Here at Chez Miner, we often talk up the amazing awesomeness of science to Stella. Our hope is that she and her little sister come to love science and veer away from, say, history and/or the law and towards something more scientific - like physics or chemistry or medicine - for their careers. We want humanistically-inclined engineers, not humanists. Think Robert Oppenheimer without the morally-questionable scientific achievements.
For all the scientific glorification that we engage in daily, today some of my legal training paid off in a surprisingly medical context. This afternoon we had an appointment with Jeff's oncologist. More on that in a minute. While we were waiting to meet with her, Jeff took a look at his medical charts online and found a new set of test results. The results initially looked alarming and caused him some concern about cytotoxicity and other scary sounding things. Jeff, I think, didn't want to freak *me* out, so he quietly researched these terms on his iPad while I walked around with Lydia snoozing in the Ergo until I sat down and saw what he was doing.
And - victory for me - being an anal litigator causes me to read most everything carefully and to read documents in their entirety. Especially medical records. So, I had already caught sight of these terms when I had read previous lab results and knew that they were nothing new. We confirmed that everything was ok with the doctor anyway - the results are from chemo and Neulasta - and I thanked my litigious (?) self for being (annoyingly) detail-oriented.
Now for the scoop on Jeff - written by... none other than the man himself. Take it away Jeff…
So far, everything is proceeding on schedule, and my body appears to be fairly resilient under the pressure of chemo. We have finished three rounds, and after each one (to date) I have received a dose escalation, meaning they haven't yet found the point at which the poison they're giving me totally wrecks my immune system. So I get more. If all goes well, the schedule for the rest of treatment looks about like this:
1. Round four of chemo to begin on Thursday and ending with a
2. A PET scan in early August before Round five of chemo that will hopefully come back negative for cancer activity - not no cancer, just no cancer big enough to detect with the scan
3. Two more rounds of chemo, whether or not the PET is negative, but no more soothing spinal infusions (rats!)
4. Two infusions of high-dose methotrexate, each lasting 4 days and occurring every two weeks
This last prize at the bottom of the Cracker Jack box was a new one today. The doctor had mentioned high-dose methotrexate, but had neglected to mention that it meant more hospital stays - effectively two extra rounds of chemo, which means that at the earliest I will be done in late September. If things aren't going as well... well, things will go well, so we will

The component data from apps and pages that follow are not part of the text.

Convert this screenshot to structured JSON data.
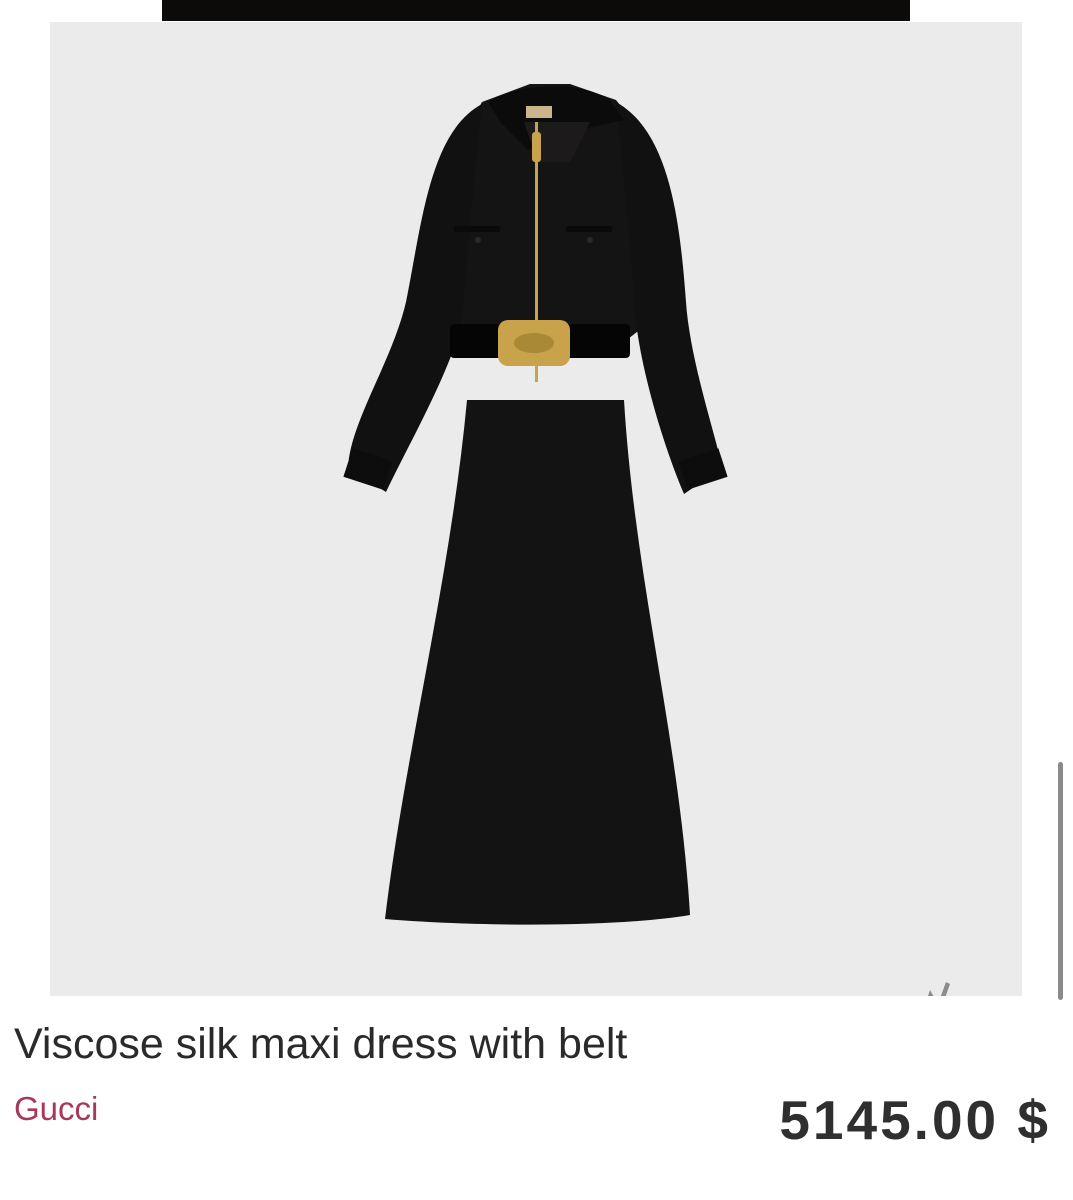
{
  "product": {
    "title": "Viscose silk maxi dress with belt",
    "brand": "Gucci",
    "price": "5145.00 $"
  },
  "image": {
    "background_color": "#ebebeb",
    "dress_color": "#141313",
    "hardware_color": "#c9a24c",
    "watermark_icon": "lightning-n-icon"
  },
  "colors": {
    "brand": "#a8385a",
    "title": "#2a2a2a",
    "price": "#2f2f2f"
  }
}
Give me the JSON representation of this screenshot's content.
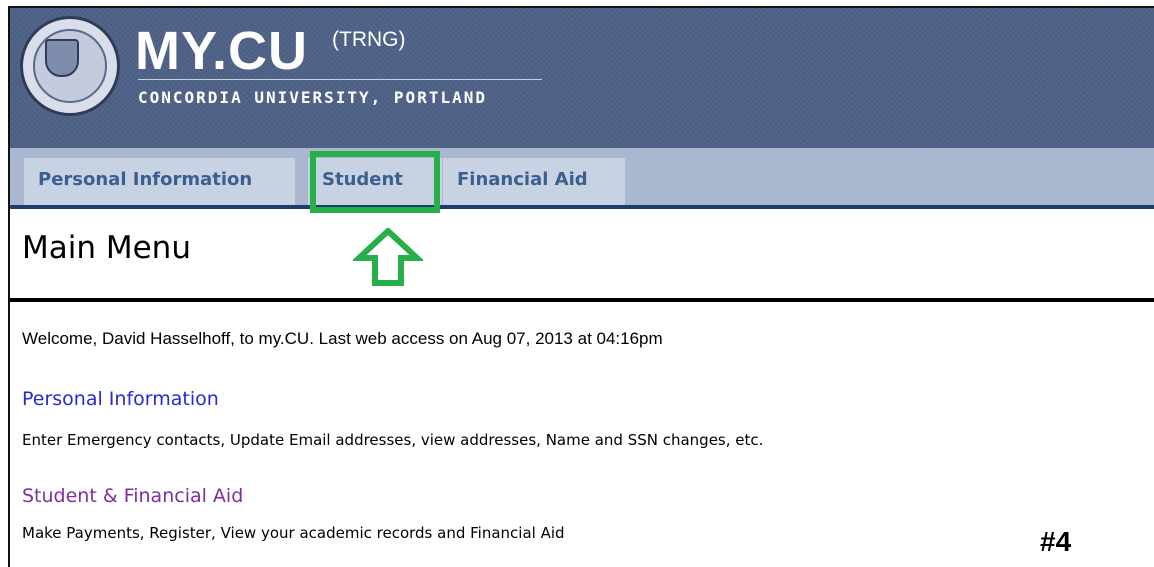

In more touchy-feely news, this last cycle was harder than the previous, largely because it's starting to get monotonous. There is little left to learn and few or no surprises about the hospital stay, my symptoms, or my treatment. This is good, I suppose, but I like learning things, and there is little new to engage my curiosity in the process at this point, just the same old horse pills, annoying symptoms and dull, unstructured hospital time punctuated by nurse's visits. Have I mentioned that they wake me twice to do my vital signs (breathing, heart rate, etc) during the night, every single night? It is a sign of how low my expectations are that I am grateful that they do this only every 4 hours instead of every two as they did on my first admission.
The girls are doing great, Katina is amazing, and we're keeping it together for the most part. Hopefully that will continue to be the case, although if my eyebrows fall out I may totally lose it, because people without eyebrows look kind of freaky.